Now, the loading, I observed the take up spool I got from Mike closely and noticed at first that the metal curly "lip" (barely liftable) that supposed to catch the end of the film leader cannot be pried to open tall enough for inserting even the start of the film leader... hmmm, jumping into conclusion, I grumbled and get the scissors and start looking for that website that shows how to trim film leaders a'la Leica III.

Upon further inspection, I didn't pry hard enough, the whole "lip" turns out to be liftable.  So now I have a half-trimmed film leader and a film spool that doesn't need the trim in the first place.  Great...

So finally I got the film hooked up onto the film spool and I'm ready to put it into the camera body cavity.  No surprises here, I gingerly started to rotate the spool expecting at anytime to relive my nightmare of slipping take up spool on the Zorki 4.  But... everything rotates as it should, even the film holes latched confidently on the sprockets and the take up spool continues to roll without slipping.  Hooooray!

I put the back back in its place and I was ready to roll.  The question was, to where...?

Enter Deep Ellum.  The one section of Dallas downtown that I've never dared to venture into before (that and I just don't have the time).  It was said that the Deep Ellum is where the cool people hang out or hanged dry.  Caution is definitely needed... Sounds like the perfect testing ground for the Fed!

This is what greeted me there... Uh, hello...?:

Guitar man:

Cheerful guy:

Check out that texture on the old door:

How did I get here?

Weeds on Windows:

Flamin' Pillar:

And as I pull out of the Deep Ellum area, I spotted this Valiant in front of an old warehouse turned chic graphics studio:

Overall, I'm impressed with two things, the Fed 2 with it's shifty-looking Fed lens are obviously a good shooter.  These FSU cameras are definitely a unique piece of photography history and a joy to use to boot.
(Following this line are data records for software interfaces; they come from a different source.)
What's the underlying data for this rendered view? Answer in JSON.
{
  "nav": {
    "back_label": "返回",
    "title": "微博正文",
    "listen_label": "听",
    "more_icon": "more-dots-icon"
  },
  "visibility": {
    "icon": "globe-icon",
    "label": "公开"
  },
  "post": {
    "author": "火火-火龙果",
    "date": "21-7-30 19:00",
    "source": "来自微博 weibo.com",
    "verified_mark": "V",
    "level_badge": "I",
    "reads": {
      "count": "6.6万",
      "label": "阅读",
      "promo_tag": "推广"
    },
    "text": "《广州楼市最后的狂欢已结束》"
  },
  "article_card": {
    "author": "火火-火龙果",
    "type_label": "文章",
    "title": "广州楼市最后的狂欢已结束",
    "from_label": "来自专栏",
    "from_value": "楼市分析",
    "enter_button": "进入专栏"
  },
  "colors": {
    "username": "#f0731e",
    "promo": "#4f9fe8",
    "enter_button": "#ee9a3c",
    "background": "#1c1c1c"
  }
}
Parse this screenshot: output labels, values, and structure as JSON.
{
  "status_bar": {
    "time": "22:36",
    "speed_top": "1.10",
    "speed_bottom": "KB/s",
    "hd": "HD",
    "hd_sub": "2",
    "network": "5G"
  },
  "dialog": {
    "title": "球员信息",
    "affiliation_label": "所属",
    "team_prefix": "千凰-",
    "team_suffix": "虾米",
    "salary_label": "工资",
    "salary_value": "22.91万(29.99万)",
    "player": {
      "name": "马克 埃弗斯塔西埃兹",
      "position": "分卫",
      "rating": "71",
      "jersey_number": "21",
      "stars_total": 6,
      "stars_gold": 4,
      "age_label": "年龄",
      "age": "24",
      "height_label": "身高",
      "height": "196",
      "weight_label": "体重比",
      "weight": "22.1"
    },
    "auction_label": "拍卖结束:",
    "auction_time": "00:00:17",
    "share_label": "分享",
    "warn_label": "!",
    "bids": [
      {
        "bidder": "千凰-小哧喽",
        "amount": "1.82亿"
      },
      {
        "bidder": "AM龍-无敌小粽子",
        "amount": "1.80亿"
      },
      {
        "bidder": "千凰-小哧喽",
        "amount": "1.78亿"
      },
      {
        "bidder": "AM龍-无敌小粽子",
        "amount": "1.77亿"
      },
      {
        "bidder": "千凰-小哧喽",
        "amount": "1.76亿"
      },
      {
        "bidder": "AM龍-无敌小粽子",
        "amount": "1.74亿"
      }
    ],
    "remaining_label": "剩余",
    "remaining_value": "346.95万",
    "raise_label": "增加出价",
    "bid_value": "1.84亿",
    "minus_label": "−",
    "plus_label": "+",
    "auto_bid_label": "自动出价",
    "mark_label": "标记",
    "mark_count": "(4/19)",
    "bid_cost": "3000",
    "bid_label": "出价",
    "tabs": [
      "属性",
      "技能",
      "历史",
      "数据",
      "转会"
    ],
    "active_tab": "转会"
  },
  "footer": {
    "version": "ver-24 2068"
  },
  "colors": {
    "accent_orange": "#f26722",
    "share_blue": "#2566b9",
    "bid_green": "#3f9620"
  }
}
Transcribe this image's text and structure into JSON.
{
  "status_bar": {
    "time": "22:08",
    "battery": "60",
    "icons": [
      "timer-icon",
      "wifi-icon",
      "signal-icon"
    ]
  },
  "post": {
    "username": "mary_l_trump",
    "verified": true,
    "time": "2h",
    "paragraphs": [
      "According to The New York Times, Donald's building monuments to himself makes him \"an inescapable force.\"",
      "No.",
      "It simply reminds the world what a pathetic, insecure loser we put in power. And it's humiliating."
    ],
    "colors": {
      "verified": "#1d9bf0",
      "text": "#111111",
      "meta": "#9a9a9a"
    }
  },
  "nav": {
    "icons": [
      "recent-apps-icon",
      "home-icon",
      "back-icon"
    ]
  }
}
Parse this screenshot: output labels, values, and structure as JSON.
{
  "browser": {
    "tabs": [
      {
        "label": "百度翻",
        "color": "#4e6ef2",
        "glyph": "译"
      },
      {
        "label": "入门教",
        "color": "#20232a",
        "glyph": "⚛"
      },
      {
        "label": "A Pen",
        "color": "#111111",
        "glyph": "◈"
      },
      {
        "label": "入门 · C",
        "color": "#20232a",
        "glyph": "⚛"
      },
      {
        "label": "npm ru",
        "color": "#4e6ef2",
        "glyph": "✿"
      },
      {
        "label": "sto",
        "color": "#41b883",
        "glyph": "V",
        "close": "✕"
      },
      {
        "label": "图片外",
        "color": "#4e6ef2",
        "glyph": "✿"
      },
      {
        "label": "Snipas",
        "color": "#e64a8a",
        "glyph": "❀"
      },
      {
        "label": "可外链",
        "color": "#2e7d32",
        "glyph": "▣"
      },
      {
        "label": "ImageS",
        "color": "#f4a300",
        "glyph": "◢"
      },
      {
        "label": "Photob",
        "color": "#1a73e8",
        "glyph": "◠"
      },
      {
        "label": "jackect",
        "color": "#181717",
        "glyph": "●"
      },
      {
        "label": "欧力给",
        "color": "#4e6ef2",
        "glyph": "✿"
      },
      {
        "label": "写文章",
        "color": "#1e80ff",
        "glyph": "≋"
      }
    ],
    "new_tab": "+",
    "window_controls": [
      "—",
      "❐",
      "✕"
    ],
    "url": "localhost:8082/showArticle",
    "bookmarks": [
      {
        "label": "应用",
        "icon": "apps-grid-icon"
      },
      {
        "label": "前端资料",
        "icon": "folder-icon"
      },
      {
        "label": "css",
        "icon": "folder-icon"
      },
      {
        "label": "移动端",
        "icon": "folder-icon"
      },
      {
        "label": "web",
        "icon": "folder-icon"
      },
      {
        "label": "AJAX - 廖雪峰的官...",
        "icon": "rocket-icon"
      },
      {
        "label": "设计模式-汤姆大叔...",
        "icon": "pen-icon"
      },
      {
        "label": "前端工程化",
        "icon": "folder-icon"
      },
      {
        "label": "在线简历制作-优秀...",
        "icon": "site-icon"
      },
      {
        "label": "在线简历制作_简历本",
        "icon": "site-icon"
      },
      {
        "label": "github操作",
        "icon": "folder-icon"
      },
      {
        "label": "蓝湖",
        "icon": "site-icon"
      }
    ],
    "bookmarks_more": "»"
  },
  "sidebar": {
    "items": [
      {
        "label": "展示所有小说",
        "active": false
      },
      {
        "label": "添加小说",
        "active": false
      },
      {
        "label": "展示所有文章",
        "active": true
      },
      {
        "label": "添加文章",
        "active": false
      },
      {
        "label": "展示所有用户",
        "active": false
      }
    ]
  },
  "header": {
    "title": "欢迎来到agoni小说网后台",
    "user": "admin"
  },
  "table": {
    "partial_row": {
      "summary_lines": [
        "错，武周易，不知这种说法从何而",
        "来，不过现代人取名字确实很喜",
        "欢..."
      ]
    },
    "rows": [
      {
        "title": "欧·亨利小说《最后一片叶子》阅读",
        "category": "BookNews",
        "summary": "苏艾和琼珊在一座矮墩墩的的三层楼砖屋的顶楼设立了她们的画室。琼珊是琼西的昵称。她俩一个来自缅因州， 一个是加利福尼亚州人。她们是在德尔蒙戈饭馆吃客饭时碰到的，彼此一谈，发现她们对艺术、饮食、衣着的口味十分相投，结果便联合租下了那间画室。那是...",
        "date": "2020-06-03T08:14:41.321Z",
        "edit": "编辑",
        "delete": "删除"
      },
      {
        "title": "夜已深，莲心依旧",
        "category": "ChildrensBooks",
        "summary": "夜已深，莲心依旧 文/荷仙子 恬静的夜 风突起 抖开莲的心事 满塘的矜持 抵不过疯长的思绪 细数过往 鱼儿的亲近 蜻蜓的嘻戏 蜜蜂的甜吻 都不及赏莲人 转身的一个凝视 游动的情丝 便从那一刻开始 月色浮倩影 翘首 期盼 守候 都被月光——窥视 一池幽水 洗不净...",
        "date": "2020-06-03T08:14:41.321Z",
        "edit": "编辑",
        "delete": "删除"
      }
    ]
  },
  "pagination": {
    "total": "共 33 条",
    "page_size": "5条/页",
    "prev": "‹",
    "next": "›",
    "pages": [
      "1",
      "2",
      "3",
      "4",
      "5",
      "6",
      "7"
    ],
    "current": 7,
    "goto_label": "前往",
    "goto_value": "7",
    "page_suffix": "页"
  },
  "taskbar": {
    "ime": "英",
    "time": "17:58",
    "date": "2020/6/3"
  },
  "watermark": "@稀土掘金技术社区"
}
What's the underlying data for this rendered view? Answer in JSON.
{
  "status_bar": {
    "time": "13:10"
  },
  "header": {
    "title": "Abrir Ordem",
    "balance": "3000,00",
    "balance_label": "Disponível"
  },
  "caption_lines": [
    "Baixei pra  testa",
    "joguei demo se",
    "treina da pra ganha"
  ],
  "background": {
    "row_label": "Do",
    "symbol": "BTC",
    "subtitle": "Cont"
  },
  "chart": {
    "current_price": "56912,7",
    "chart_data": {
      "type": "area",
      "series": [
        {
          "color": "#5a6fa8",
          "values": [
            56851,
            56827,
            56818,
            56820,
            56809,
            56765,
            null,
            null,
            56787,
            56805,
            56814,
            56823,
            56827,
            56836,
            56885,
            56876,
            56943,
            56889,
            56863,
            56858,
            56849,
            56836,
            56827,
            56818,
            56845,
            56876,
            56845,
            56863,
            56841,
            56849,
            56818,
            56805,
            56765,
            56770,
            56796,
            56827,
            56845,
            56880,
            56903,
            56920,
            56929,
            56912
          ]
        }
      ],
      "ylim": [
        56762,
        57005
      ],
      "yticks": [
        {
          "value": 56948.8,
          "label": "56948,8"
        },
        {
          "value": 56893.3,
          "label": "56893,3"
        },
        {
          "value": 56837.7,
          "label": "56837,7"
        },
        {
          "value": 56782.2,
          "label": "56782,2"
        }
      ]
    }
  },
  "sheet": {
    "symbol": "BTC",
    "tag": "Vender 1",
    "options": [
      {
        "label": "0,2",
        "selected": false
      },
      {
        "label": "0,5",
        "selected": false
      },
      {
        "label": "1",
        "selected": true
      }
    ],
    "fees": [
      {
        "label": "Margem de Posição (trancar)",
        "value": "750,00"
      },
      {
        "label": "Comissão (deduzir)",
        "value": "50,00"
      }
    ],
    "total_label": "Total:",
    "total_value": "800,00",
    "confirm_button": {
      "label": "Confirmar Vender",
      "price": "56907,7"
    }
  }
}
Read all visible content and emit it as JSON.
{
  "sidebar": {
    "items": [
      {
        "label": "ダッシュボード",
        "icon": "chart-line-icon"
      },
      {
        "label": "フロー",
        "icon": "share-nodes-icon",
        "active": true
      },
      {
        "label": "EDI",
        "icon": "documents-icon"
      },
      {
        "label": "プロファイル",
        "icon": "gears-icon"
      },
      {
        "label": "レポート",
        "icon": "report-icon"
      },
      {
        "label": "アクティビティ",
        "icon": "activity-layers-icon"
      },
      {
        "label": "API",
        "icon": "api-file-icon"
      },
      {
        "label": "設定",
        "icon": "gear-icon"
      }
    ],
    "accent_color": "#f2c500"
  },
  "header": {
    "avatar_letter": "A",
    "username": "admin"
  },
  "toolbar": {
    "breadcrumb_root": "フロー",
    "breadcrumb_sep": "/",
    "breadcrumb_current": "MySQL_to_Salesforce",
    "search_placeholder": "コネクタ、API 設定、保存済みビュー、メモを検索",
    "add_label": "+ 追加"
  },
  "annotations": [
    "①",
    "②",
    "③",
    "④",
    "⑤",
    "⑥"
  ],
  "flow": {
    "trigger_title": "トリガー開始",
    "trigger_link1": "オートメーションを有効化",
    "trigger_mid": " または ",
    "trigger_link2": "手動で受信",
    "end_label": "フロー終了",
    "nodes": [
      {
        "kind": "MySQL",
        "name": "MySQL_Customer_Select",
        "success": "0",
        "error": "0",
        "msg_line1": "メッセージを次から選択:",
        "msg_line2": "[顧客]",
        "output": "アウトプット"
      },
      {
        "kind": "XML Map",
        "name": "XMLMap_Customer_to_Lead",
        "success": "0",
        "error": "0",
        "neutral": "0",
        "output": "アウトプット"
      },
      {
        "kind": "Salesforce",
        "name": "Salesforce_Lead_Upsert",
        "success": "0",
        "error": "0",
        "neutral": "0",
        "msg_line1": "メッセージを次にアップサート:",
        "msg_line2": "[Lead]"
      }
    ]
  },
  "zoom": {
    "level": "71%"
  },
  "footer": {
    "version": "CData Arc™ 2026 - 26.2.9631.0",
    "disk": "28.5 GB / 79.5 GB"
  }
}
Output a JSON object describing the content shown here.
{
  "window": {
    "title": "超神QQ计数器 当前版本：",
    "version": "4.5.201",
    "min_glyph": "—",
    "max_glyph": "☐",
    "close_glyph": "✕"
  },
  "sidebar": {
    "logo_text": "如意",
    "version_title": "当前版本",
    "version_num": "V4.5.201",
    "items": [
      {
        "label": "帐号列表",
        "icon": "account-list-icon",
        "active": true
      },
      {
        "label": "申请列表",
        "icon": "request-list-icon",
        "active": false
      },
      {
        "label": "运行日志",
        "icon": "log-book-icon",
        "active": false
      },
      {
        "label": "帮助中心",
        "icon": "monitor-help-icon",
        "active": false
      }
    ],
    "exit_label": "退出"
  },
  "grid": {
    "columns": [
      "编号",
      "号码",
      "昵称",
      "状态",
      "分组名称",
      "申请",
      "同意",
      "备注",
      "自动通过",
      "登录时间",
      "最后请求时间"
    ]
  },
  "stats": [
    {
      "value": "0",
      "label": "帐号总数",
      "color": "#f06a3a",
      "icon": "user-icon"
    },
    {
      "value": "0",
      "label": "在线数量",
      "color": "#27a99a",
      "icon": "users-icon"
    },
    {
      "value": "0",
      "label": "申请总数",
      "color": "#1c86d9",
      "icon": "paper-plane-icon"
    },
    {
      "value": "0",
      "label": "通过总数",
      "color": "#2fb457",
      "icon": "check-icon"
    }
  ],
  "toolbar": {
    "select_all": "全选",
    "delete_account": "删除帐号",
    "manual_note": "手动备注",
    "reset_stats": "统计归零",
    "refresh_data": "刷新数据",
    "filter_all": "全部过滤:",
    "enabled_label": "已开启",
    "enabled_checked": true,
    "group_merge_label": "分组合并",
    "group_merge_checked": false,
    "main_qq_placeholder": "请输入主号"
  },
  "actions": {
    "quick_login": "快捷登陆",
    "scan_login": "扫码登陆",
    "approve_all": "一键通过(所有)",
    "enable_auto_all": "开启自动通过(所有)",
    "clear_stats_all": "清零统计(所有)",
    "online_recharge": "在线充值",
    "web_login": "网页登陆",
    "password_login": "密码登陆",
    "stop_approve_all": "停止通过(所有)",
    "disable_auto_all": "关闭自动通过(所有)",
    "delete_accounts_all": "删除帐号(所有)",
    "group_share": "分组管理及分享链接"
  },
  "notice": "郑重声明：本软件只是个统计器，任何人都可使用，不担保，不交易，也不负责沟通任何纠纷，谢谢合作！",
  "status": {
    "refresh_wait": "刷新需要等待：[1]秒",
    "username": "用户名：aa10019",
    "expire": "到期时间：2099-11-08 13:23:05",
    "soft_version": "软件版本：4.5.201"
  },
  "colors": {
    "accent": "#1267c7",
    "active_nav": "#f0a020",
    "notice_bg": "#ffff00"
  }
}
That is, if you can get over the clunky operation and its beauty that is somewhat an acquired taste.

And Deep Ellum provides a very interesting testing ground.  Next time I'm gonna have to bring a sharp color-correcting lens.